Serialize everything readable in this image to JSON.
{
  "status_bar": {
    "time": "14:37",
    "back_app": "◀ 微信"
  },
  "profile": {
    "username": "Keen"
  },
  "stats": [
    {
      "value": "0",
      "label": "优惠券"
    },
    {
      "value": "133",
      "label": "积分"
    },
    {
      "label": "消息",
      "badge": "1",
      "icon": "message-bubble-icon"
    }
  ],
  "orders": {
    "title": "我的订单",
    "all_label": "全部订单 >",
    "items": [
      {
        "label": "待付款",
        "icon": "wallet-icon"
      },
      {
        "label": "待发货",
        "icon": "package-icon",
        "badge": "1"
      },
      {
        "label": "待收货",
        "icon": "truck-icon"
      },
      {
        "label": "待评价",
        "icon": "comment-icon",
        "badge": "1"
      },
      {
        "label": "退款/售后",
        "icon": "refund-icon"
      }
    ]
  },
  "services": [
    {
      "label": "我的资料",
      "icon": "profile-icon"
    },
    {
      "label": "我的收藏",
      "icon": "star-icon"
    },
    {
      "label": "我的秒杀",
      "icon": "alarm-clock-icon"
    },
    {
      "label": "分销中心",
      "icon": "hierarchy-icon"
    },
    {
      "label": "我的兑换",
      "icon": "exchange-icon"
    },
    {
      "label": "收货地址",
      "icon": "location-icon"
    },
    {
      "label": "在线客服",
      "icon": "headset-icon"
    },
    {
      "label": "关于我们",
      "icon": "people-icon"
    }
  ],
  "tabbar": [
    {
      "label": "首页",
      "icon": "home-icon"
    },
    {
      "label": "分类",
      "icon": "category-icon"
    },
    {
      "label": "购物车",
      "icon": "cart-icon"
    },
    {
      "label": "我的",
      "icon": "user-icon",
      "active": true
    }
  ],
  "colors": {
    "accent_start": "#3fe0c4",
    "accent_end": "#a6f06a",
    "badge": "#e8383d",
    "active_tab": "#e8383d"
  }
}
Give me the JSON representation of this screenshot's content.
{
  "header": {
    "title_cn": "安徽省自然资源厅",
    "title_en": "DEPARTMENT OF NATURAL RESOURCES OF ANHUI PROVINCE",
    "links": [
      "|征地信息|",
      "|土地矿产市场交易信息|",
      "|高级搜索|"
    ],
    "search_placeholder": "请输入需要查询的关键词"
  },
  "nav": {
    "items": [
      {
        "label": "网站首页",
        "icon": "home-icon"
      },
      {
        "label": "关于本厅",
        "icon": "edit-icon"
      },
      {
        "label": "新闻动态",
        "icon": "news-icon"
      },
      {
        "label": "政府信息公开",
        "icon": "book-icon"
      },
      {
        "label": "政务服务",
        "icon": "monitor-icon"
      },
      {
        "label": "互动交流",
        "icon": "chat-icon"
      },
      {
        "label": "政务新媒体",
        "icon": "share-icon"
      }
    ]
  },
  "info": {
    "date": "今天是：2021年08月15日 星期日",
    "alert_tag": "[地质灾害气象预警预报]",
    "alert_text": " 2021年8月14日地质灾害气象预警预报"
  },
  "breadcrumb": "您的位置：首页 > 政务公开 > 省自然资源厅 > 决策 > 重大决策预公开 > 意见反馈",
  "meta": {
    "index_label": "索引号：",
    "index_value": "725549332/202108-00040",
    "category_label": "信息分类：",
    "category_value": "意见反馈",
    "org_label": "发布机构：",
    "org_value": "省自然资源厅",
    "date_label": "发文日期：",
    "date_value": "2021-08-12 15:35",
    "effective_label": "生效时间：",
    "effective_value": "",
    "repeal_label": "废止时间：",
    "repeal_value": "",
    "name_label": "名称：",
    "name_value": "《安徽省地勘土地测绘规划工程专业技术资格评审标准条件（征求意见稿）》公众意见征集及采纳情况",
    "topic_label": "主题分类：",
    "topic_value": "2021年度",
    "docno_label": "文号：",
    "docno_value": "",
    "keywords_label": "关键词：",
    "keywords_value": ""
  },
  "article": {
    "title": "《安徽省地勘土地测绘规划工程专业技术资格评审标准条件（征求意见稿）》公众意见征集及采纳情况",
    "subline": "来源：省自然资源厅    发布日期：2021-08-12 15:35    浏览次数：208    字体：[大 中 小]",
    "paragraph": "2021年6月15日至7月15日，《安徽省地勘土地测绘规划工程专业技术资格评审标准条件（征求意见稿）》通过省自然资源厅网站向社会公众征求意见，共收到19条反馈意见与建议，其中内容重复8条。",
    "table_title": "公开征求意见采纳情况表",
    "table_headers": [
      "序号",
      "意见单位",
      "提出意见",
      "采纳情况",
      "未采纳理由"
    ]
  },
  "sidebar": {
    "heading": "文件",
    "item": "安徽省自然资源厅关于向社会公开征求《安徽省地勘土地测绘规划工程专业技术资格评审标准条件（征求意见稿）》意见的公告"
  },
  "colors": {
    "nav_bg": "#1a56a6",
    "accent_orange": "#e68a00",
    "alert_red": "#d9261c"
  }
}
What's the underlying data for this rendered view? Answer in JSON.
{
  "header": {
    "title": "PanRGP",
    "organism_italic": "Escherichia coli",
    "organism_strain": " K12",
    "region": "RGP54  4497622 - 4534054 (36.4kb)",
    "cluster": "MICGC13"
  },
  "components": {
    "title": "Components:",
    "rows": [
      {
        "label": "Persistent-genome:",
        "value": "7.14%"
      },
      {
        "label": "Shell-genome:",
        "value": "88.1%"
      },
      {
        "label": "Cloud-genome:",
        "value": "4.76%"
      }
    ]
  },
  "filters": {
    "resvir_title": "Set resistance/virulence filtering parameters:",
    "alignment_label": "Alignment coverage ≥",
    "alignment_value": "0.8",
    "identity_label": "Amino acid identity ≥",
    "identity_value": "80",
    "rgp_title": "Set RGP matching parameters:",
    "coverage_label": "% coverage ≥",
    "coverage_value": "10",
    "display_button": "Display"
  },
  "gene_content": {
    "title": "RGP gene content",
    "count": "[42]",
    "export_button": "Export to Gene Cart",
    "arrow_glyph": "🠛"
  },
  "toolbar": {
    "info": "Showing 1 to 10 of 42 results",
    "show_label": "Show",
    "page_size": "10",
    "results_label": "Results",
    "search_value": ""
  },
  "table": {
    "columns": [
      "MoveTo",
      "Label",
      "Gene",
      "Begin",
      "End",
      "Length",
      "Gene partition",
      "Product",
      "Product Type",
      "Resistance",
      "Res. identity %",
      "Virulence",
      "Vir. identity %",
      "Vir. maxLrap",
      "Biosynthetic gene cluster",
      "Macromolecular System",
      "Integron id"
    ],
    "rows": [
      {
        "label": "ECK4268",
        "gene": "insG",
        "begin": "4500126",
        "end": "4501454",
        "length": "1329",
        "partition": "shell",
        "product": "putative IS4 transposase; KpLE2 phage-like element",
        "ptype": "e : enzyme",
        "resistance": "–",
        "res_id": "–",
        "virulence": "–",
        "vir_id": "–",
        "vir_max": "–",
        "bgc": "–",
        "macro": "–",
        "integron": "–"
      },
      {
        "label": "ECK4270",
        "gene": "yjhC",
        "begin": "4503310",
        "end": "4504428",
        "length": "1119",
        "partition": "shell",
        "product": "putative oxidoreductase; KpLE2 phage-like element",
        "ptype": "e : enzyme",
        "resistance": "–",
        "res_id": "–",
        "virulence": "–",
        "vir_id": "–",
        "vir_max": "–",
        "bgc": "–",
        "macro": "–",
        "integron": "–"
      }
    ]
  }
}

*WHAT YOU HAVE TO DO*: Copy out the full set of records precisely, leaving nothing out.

*WRITTEN RESPONSE*:
Serialize everything readable in this image to JSON.
{
  "status_bar": {
    "time": "14:37",
    "back_app": "◀ 微信"
  },
  "profile": {
    "username": "Keen"
  },
  "stats": [
    {
      "value": "0",
      "label": "优惠券"
    },
    {
      "value": "133",
      "label": "积分"
    },
    {
      "label": "消息",
      "badge": "1",
      "icon": "message-bubble-icon"
    }
  ],
  "orders": {
    "title": "我的订单",
    "all_label": "全部订单 >",
    "items": [
      {
        "label": "待付款",
        "icon": "wallet-icon"
      },
      {
        "label": "待发货",
        "icon": "package-icon",
        "badge": "1"
      },
      {
        "label": "待收货",
        "icon": "truck-icon"
      },
      {
        "label": "待评价",
        "icon": "comment-icon",
        "badge": "1"
      },
      {
        "label": "退款/售后",
        "icon": "refund-icon"
      }
    ]
  },
  "services": [
    {
      "label": "我的资料",
      "icon": "profile-icon"
    },
    {
      "label": "我的收藏",
      "icon": "star-icon"
    },
    {
      "label": "我的秒杀",
      "icon": "alarm-clock-icon"
    },
    {
      "label": "分销中心",
      "icon": "hierarchy-icon"
    },
    {
      "label": "我的兑换",
      "icon": "exchange-icon"
    },
    {
      "label": "收货地址",
      "icon": "location-icon"
    },
    {
      "label": "在线客服",
      "icon": "headset-icon"
    },
    {
      "label": "关于我们",
      "icon": "people-icon"
    }
  ],
  "tabbar": [
    {
      "label": "首页",
      "icon": "home-icon"
    },
    {
      "label": "分类",
      "icon": "category-icon"
    },
    {
      "label": "购物车",
      "icon": "cart-icon"
    },
    {
      "label": "我的",
      "icon": "user-icon",
      "active": true
    }
  ],
  "colors": {
    "accent_start": "#3fe0c4",
    "accent_end": "#a6f06a",
    "badge": "#e8383d",
    "active_tab": "#e8383d"
  }
}
Give me the JSON representation of this screenshot's content.
{
  "header": {
    "title_cn": "安徽省自然资源厅",
    "title_en": "DEPARTMENT OF NATURAL RESOURCES OF ANHUI PROVINCE",
    "links": [
      "|征地信息|",
      "|土地矿产市场交易信息|",
      "|高级搜索|"
    ],
    "search_placeholder": "请输入需要查询的关键词"
  },
  "nav": {
    "items": [
      {
        "label": "网站首页",
        "icon": "home-icon"
      },
      {
        "label": "关于本厅",
        "icon": "edit-icon"
      },
      {
        "label": "新闻动态",
        "icon": "news-icon"
      },
      {
        "label": "政府信息公开",
        "icon": "book-icon"
      },
      {
        "label": "政务服务",
        "icon": "monitor-icon"
      },
      {
        "label": "互动交流",
        "icon": "chat-icon"
      },
      {
        "label": "政务新媒体",
        "icon": "share-icon"
      }
    ]
  },
  "info": {
    "date": "今天是：2021年08月15日 星期日",
    "alert_tag": "[地质灾害气象预警预报]",
    "alert_text": " 2021年8月14日地质灾害气象预警预报"
  },
  "breadcrumb": "您的位置：首页 > 政务公开 > 省自然资源厅 > 决策 > 重大决策预公开 > 意见反馈",
  "meta": {
    "index_label": "索引号：",
    "index_value": "725549332/202108-00040",
    "category_label": "信息分类：",
    "category_value": "意见反馈",
    "org_label": "发布机构：",
    "org_value": "省自然资源厅",
    "date_label": "发文日期：",
    "date_value": "2021-08-12 15:35",
    "effective_label": "生效时间：",
    "effective_value": "",
    "repeal_label": "废止时间：",
    "repeal_value": "",
    "name_label": "名称：",
    "name_value": "《安徽省地勘土地测绘规划工程专业技术资格评审标准条件（征求意见稿）》公众意见征集及采纳情况",
    "topic_label": "主题分类：",
    "topic_value": "2021年度",
    "docno_label": "文号：",
    "docno_value": "",
    "keywords_label": "关键词：",
    "keywords_value": ""
  },
  "article": {
    "title": "《安徽省地勘土地测绘规划工程专业技术资格评审标准条件（征求意见稿）》公众意见征集及采纳情况",
    "subline": "来源：省自然资源厅    发布日期：2021-08-12 15:35    浏览次数：208    字体：[大 中 小]",
    "paragraph": "2021年6月15日至7月15日，《安徽省地勘土地测绘规划工程专业技术资格评审标准条件（征求意见稿）》通过省自然资源厅网站向社会公众征求意见，共收到19条反馈意见与建议，其中内容重复8条。",
    "table_title": "公开征求意见采纳情况表",
    "table_headers": [
      "序号",
      "意见单位",
      "提出意见",
      "采纳情况",
      "未采纳理由"
    ]
  },
  "sidebar": {
    "heading": "文件",
    "item": "安徽省自然资源厅关于向社会公开征求《安徽省地勘土地测绘规划工程专业技术资格评审标准条件（征求意见稿）》意见的公告"
  },
  "colors": {
    "nav_bg": "#1a56a6",
    "accent_orange": "#e68a00",
    "alert_red": "#d9261c"
  }
}
What's the underlying data for this rendered view? Answer in JSON.
{
  "header": {
    "title": "PanRGP",
    "organism_italic": "Escherichia coli",
    "organism_strain": " K12",
    "region": "RGP54  4497622 - 4534054 (36.4kb)",
    "cluster": "MICGC13"
  },
  "components": {
    "title": "Components:",
    "rows": [
      {
        "label": "Persistent-genome:",
        "value": "7.14%"
      },
      {
        "label": "Shell-genome:",
        "value": "88.1%"
      },
      {
        "label": "Cloud-genome:",
        "value": "4.76%"
      }
    ]
  },
  "filters": {
    "resvir_title": "Set resistance/virulence filtering parameters:",
    "alignment_label": "Alignment coverage ≥",
    "alignment_value": "0.8",
    "identity_label": "Amino acid identity ≥",
    "identity_value": "80",
    "rgp_title": "Set RGP matching parameters:",
    "coverage_label": "% coverage ≥",
    "coverage_value": "10",
    "display_button": "Display"
  },
  "gene_content": {
    "title": "RGP gene content",
    "count": "[42]",
    "export_button": "Export to Gene Cart",
    "arrow_glyph": "🠛"
  },
  "toolbar": {
    "info": "Showing 1 to 10 of 42 results",
    "show_label": "Show",
    "page_size": "10",
    "results_label": "Results",
    "search_value": ""
  },
  "table": {
    "columns": [
      "MoveTo",
      "Label",
      "Gene",
      "Begin",
      "End",
      "Length",
      "Gene partition",
      "Product",
      "Product Type",
      "Resistance",
      "Res. identity %",
      "Virulence",
      "Vir. identity %",
      "Vir. maxLrap",
      "Biosynthetic gene cluster",
      "Macromolecular System",
      "Integron id"
    ],
    "rows": [
      {
        "label": "ECK4268",
        "gene": "insG",
        "begin": "4500126",
        "end": "4501454",
        "length": "1329",
        "partition": "shell",
        "product": "putative IS4 transposase; KpLE2 phage-like element",
        "ptype": "e : enzyme",
        "resistance": "–",
        "res_id": "–",
        "virulence": "–",
        "vir_id": "–",
        "vir_max": "–",
        "bgc": "–",
        "macro": "–",
        "integron": "–"
      },
      {
        "label": "ECK4270",
        "gene": "yjhC",
        "begin": "4503310",
        "end": "4504428",
        "length": "1119",
        "partition": "shell",
        "product": "putative oxidoreductase; KpLE2 phage-like element",
        "ptype": "e : enzyme",
        "resistance": "–",
        "res_id": "–",
        "virulence": "–",
        "vir_id": "–",
        "vir_max": "–",
        "bgc": "–",
        "macro": "–",
        "integron": "–"
      }
    ]
  }
}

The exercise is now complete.